We are all capable of coming up with brilliant ideas. But here’s the problem: a lot of people are too busy getting ready for these ideas, which often leads to a lack of execution. It can be easy to put off starting a new project until you have developed the perfect website, taken ten online courses, or lost ten pounds.
I have met people (including myself) who were getting ready for something big (changing careers, starting a business, moving to a new country, etc.), and a few years later they were still in the preparation stage. This idea of needing to have everything perfectly aligned before beginning a creative endeavor harms our creativity, makes us feel exhausted, and keep us from taking action.
In this age of information, it is easy to fall into the trap of consuming content and thinking we are being productive when we’re actually not. When you tell yourself that you “just need to watch one more video before getting started,” that’s procrastination disguised as “research.” Don’t allow procrastination, self-sabotage, and perfectionism get in the way of your special thing.
My advice for you is to stop getting ready and just get started! While some crafts/projects/careers might require certain preparation and education, the truth is that our skills will improve as we practice. In her book Writing Down the Bones, Natalie Goldberg writes:
“If you want to write a novel, write a novel. If it’s essays you want or short stories, write them. In the process of writing them, you will learn how. People often begin writing from a poverty mentality. They are empty and they run to teachers and classes to learn about writing. We learn writing by doing it. That simple. We don’t learn by going outside ourselves to authorities we think know about it.”
A year ago, I came up with the idea to sell prints of my art. But part of me feared that if I monetized my special thing, it would lose its magic—that it would feel like work instead of play. But it wasn’t like that at all! On the contrary, starting my creative business gave me a boost of energy and empowered my craft.
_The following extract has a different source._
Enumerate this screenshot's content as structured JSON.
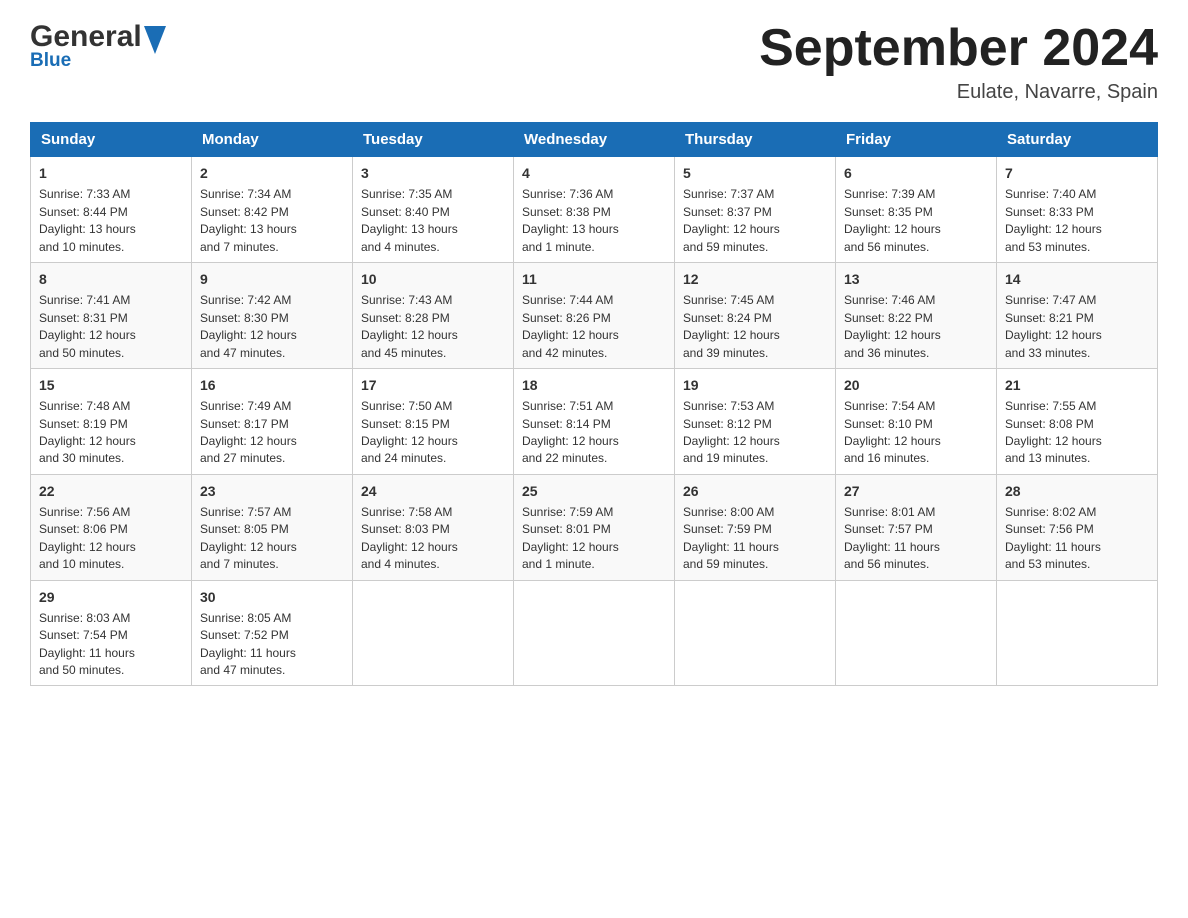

And while some people might think it’s too soon, this is the truth:
It’s never too early to start living the life that you love.
I have been drawing since I was in fourth grade. I have given my craft the time it needed to grow. And I don’t think there will ever be a time when it’ll be perfect. I think my art will continue to evolve and improve with years.
The creative life, just as life itself, will always be a work in progress. @jessaraus13 (Click to Tweet!)
I’m not necessarily saying that you should approach your creative projects with a sense of urgency. Though, to be honest, you probably should. Life is too short to live in a state of permanent preparation. So start taking action today, and do what your heart desires!
Jessica Araus is a writer and illustrator living in the Netherlands. She writes stories based on her life experiences and she also creates colorful illustrations that entertain and inspire many. Connect with Jessica at jessicaaraus.com on Facebook, or Instagram.
Image courtesy of Jessica Lewis.